So, I began doing some research, and I was actually really fascinated by what I learned (I'll warn you- this may not fascinate you, but... well, I really dig coupons, so it did me!)
History of the coupon:
Did you know that the first coupon was actually created by Asa Chandler, one of the partners of the Coca-Cola company back in 1887? He began handing out handwritten tickets for a free Coca-Cola (the first freebie coupon!) Then his coupons began appearing in the mail and in magazines. By 1931, it is estimated that 1 in 9 Americans had received one of these free Coca-Colas! His ingenuity worked-- by 1895 Coca-Cola was being served in every state!
The next big coupon to hit the public came in 1909 when C.W. Post offered a 1 cent savings on his Grape Nuts Cereal! In the 1930's, many American clipped coupons out of necessity; they couldn't afford groceries without them! By 1965, half of all American households were clipping coupons!
In 1957, the Nielson Coupon Clearing House was started to maintain coupon redemption (more about that later!)
Nowadays, with the availability of Internet coupons, many new "couponers" are emerging. However, we still are not taking advantage of coupons like we ought to! In 2009 there were $528.5 billion dollars worth of coupons available; only $3 billion dollars worth of coupons were redeemed.
The Life Cycle of a Coupon:So, how is a coupon "born" and when does it "die"?
First, manufacturers decide what coupons they want to produce and usually has a design agency who creates the coupon.
Next, the coupon is sent to the public= either in the Sunday inserts, direct mail, or Internet.
Then, Savvy Shoppers (like yourself) clip the coupons and redeem them at the store.
Lucky for us, that is the end of the road for us and that coupon; now the hard work begins! The store will tally up the coupons at the end of the night and make sure their drawer balances by treating coupons like cash. The coupons are then all put together- usually in a pouch or bag- and sent to the corporate office. This is sometimes done once a week or once a month.
When the corporate office gets the coupons from all the different stores, they ship them to a third-party clearinghouse. The clearninghouse then has the job of separating coupons by manufacturer and between scannable coupons and damaged or torn coupons. Coupons that can be scanned are placed on a conveyor belt that scans the UPC codes and tallies the amounts. The total value of each manufacturers' coupons is tallied (the damaged coupons are tallied by hand) and then the coupons and an invoice are sent to the manufacturer.
Now, either the manufacturer will reimburse the clearninghouse and the clearinghouse will reimburse the store, OR the manufacturer will send a check directly to the store and then pay the clearninghouse. The stores get an addictional $0.08 per coupon for shipping and the clearinghouse is paid a certain fee by the store.
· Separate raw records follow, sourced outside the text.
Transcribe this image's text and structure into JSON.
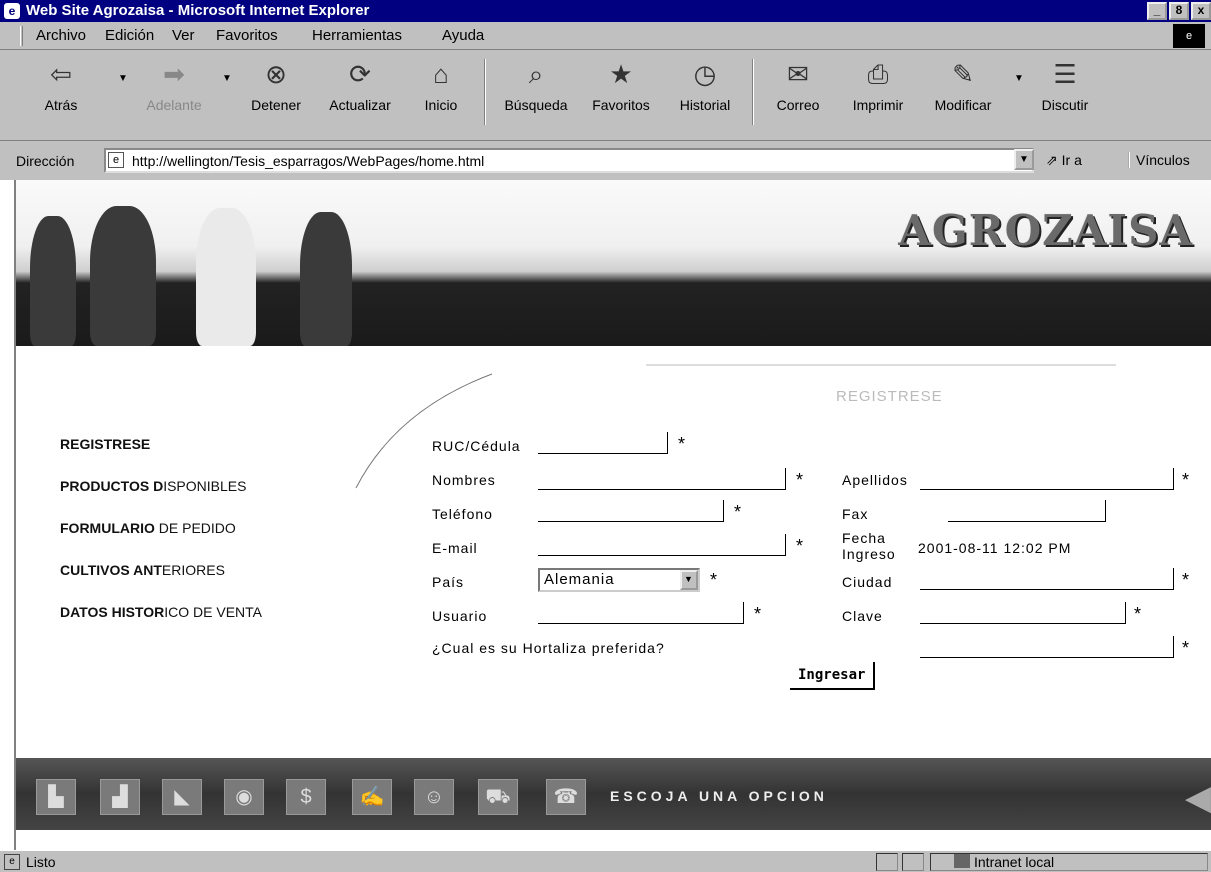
{
  "window": {
    "title": "Web Site Agrozaisa - Microsoft Internet Explorer",
    "buttons": [
      "_",
      "8",
      "x"
    ]
  },
  "menu": [
    "Archivo",
    "Edición",
    "Ver",
    "Favoritos",
    "Herramientas",
    "Ayuda"
  ],
  "toolbar": [
    {
      "label": "Atrás",
      "icon": "back-arrow-icon",
      "glyph": "⇦"
    },
    {
      "label": "Adelante",
      "icon": "forward-arrow-icon",
      "glyph": "➡"
    },
    {
      "label": "Detener",
      "icon": "stop-icon",
      "glyph": "⊗"
    },
    {
      "label": "Actualizar",
      "icon": "refresh-icon",
      "glyph": "⟳"
    },
    {
      "label": "Inicio",
      "icon": "home-icon",
      "glyph": "⌂"
    },
    {
      "label": "Búsqueda",
      "icon": "search-icon",
      "glyph": "⌕"
    },
    {
      "label": "Favoritos",
      "icon": "favorites-icon",
      "glyph": "★"
    },
    {
      "label": "Historial",
      "icon": "history-icon",
      "glyph": "◷"
    },
    {
      "label": "Correo",
      "icon": "mail-icon",
      "glyph": "✉"
    },
    {
      "label": "Imprimir",
      "icon": "print-icon",
      "glyph": "⎙"
    },
    {
      "label": "Modificar",
      "icon": "edit-icon",
      "glyph": "✎"
    },
    {
      "label": "Discutir",
      "icon": "discuss-icon",
      "glyph": "☰"
    }
  ],
  "address": {
    "label": "Dirección",
    "url": "http://wellington/Tesis_esparragos/WebPages/home.html",
    "go": "Ir a",
    "links": "Vínculos"
  },
  "banner": {
    "logo": "AGROZAISA"
  },
  "page": {
    "heading": "REGISTRESE"
  },
  "nav": [
    {
      "bold": "REGISTRESE",
      "rest": ""
    },
    {
      "bold": "PRODUCTOS D",
      "rest": "ISPONIBLES"
    },
    {
      "bold": "FORMULARIO ",
      "rest": "DE PEDIDO"
    },
    {
      "bold": "CULTIVOS ANT",
      "rest": "ERIORES"
    },
    {
      "bold": "DATOS HISTOR",
      "rest": "ICO DE VENTA"
    }
  ],
  "form": {
    "ruc_label": "RUC/Cédula",
    "nombres_label": "Nombres",
    "apellidos_label": "Apellidos",
    "telefono_label": "Teléfono",
    "fax_label": "Fax",
    "email_label": "E-mail",
    "fecha_label_1": "Fecha",
    "fecha_label_2": "Ingreso",
    "fecha_value": "2001-08-11 12:02 PM",
    "pais_label": "País",
    "pais_value": "Alemania",
    "ciudad_label": "Ciudad",
    "usuario_label": "Usuario",
    "clave_label": "Clave",
    "hortaliza_label": "¿Cual es su Hortaliza preferida?",
    "required_mark": "*",
    "submit": "Ingresar"
  },
  "footer": {
    "label": "ESCOJA UNA OPCION",
    "icons": [
      "buildings-icon",
      "chart-icon",
      "map-icon",
      "globe-icon",
      "money-icon",
      "hand-icon",
      "farmer-icon",
      "truck-icon",
      "phone-icon"
    ]
  },
  "status": {
    "text": "Listo",
    "zone": "Intranet local"
  }
}
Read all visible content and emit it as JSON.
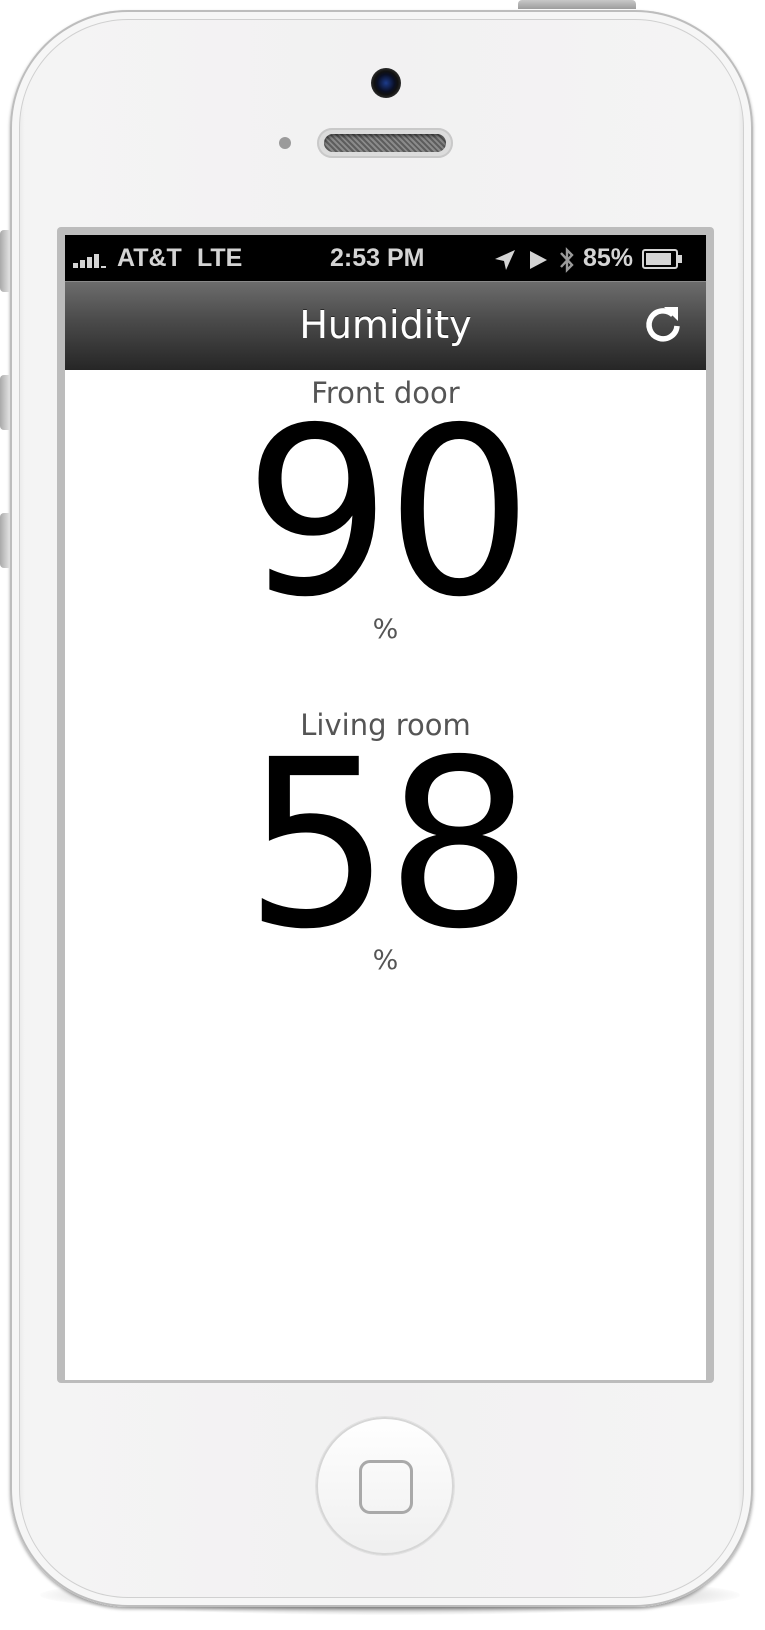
{
  "status_bar": {
    "carrier": "AT&T",
    "network": "LTE",
    "time": "2:53 PM",
    "battery_percent": "85%",
    "signal_bars": 4
  },
  "nav_bar": {
    "title": "Humidity",
    "refresh_icon": "refresh-icon"
  },
  "sensors": [
    {
      "name": "Front door",
      "value": "90",
      "unit": "%"
    },
    {
      "name": "Living room",
      "value": "58",
      "unit": "%"
    }
  ],
  "colors": {
    "status_bar_bg": "#000000",
    "nav_bar_top": "#6d6d6d",
    "nav_bar_bottom": "#262626",
    "value_text": "#000000",
    "label_text": "#555555"
  }
}
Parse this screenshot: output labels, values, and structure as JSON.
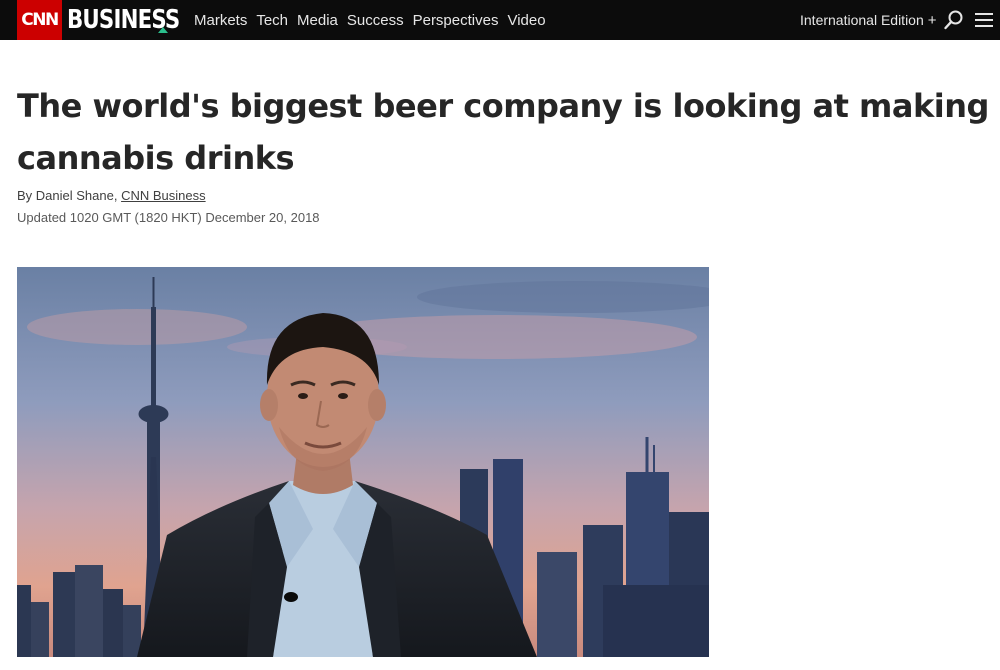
{
  "header": {
    "logo_cnn": "CNN",
    "logo_section": "BUSINESS",
    "nav": [
      "Markets",
      "Tech",
      "Media",
      "Success",
      "Perspectives",
      "Video"
    ],
    "edition_label": "International Edition",
    "edition_plus": "+"
  },
  "article": {
    "headline": "The world's biggest beer company is looking at making cannabis drinks",
    "byline_prefix": "By Daniel Shane, ",
    "byline_link": "CNN Business",
    "updated": "Updated 1020 GMT (1820 HKT) December 20, 2018"
  },
  "icons": {
    "search": "search-icon",
    "menu": "hamburger-menu-icon"
  },
  "colors": {
    "topbar": "#0c0c0c",
    "brand_red": "#cc0000",
    "accent_green": "#2bbf8c"
  }
}
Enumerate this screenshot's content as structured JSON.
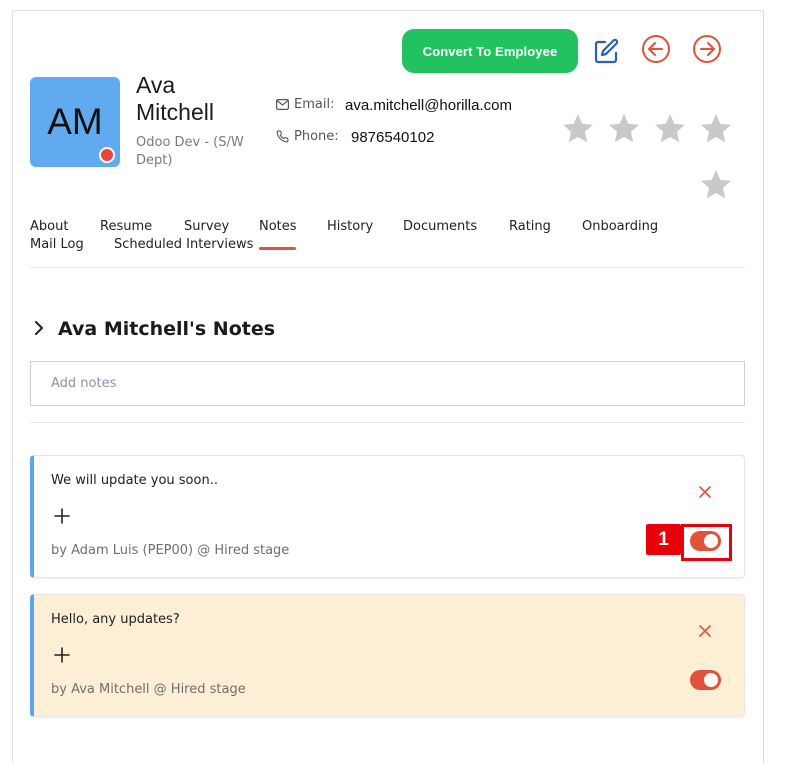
{
  "header": {
    "convert_label": "Convert To Employee"
  },
  "candidate": {
    "initials": "AM",
    "name": "Ava Mitchell",
    "role": "Odoo Dev - (S/W Dept)",
    "email_label": "Email:",
    "email": "ava.mitchell@horilla.com",
    "phone_label": "Phone:",
    "phone": "9876540102",
    "rating": 0,
    "rating_max": 5
  },
  "tabs": [
    {
      "label": "About"
    },
    {
      "label": "Resume"
    },
    {
      "label": "Survey"
    },
    {
      "label": "Notes",
      "active": true
    },
    {
      "label": "History"
    },
    {
      "label": "Documents"
    },
    {
      "label": "Rating"
    },
    {
      "label": "Onboarding"
    },
    {
      "label": "Mail Log"
    },
    {
      "label": "Scheduled Interviews"
    }
  ],
  "notes": {
    "title": "Ava Mitchell's Notes",
    "input_placeholder": "Add notes",
    "items": [
      {
        "text": "We will update you soon..",
        "meta": "by  Adam Luis (PEP00) @ Hired stage",
        "toggle_on": true,
        "bg": "#ffffff"
      },
      {
        "text": "Hello, any updates?",
        "meta": "by  Ava Mitchell @ Hired stage",
        "toggle_on": true,
        "bg": "#fdefd6"
      }
    ]
  },
  "annotation": {
    "badge": "1"
  },
  "colors": {
    "accent": "#e0533a",
    "convert": "#22c261",
    "avatar": "#62aaf0",
    "note_border": "#5aa6ee",
    "highlight": "#e8000b"
  }
}
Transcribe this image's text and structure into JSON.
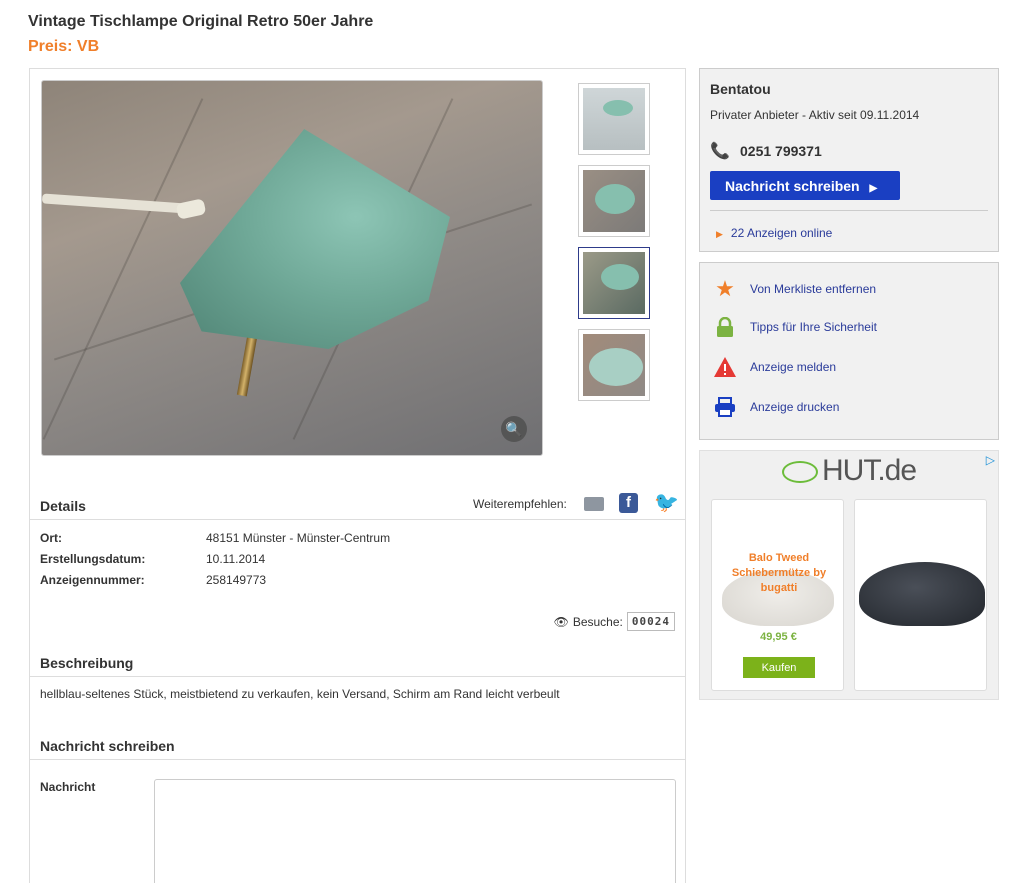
{
  "listing": {
    "title": "Vintage Tischlampe Original Retro 50er Jahre",
    "price": "Preis: VB"
  },
  "details": {
    "heading": "Details",
    "share_label": "Weiterempfehlen:",
    "rows": [
      {
        "label": "Ort:",
        "value": "48151 Münster - Münster-Centrum"
      },
      {
        "label": "Erstellungsdatum:",
        "value": "10.11.2014"
      },
      {
        "label": "Anzeigennummer:",
        "value": "258149773"
      }
    ],
    "visits_label": "Besuche:",
    "visits_count": "00024"
  },
  "description": {
    "heading": "Beschreibung",
    "text": "hellblau-seltenes Stück, meistbietend zu verkaufen, kein Versand, Schirm am Rand leicht verbeult"
  },
  "message": {
    "heading": "Nachricht schreiben",
    "label": "Nachricht"
  },
  "seller": {
    "name": "Bentatou",
    "sub": "Privater Anbieter - Aktiv seit 09.11.2014",
    "phone": "0251 799371",
    "button": "Nachricht schreiben",
    "ads_link": "22 Anzeigen online"
  },
  "actions": [
    {
      "label": "Von Merkliste entfernen",
      "icon": "star-icon",
      "color": "#f07f2a"
    },
    {
      "label": "Tipps für Ihre Sicherheit",
      "icon": "lock-icon",
      "color": "#7cb342"
    },
    {
      "label": "Anzeige melden",
      "icon": "warning-icon",
      "color": "#e53935"
    },
    {
      "label": "Anzeige drucken",
      "icon": "printer-icon",
      "color": "#1a3fc2"
    }
  ],
  "ad": {
    "brand": "HUT.de",
    "product_title": "Balo Tweed Schiebermütze by bugatti",
    "product_price": "49,95 €",
    "buy_label": "Kaufen"
  },
  "colors": {
    "accent_orange": "#f07f2a",
    "link_blue": "#2a3b9a",
    "button_blue": "#1a3fc2"
  }
}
Whew!! A lot of work goes on behind the scene, doesn't it?
Does the store lose money?In most cases, No. They will get reimbursed for each coupon- even the damaged ones. The store doesn't have to send in any receipts or lists of what was purchased with the coupons-- they just send back the coupons. So, unless the store is submitting more coupons for a product than the number of product they ordered, they will most likely be reimbursed. So, even those times when you used a coupon for Tide but you accidentally bought Gain (and Yes, sometimes the coupon will scan and not beep even though you didn't buy the product), the store will still get reimbursed.
Same situation if you return a product. You never get the coupon back, right? And the store isn't going to go through all their coupons to find the one you used for the item you returned. They will still get reimbursed for it, even though you returned the product. (Which is why you should get the full amount back.) You should never make a habit of using coupons for products you didn't buy or buying things with coupons and returning them at full value, because that is considered coupon fraud and is punishable by law. But you shouldn't fret that the store will lose money.
The only times a store will "lose" money is when they choose to double your coupons. For example, my Meijer store doubles coupons that are $0.50 and less everyday. They choose to do that to get your business, but the manufacturer isn't paying for that extra $0.50-- Meijer is. The same thing is true with "store" coupons- no one is reimbursing the store for coupons they put out-- but they do it in the hopes that you'll spend your money at their store, rather than somewhere else. However, remember that the stores are getting the product at a very deeply discounted price and should they decide to pass some of those savings onto you (through a coupon), they are still making money on the sale!
I hope that was fascinating to you and didn't put you to sleep! Now you know the origins and life cycle of a coupon! Don't you feel better? :)
For more information, you can read here:
How Stuff Works
NCH (coupon clearing house)
ConAgra Food Redemption Policy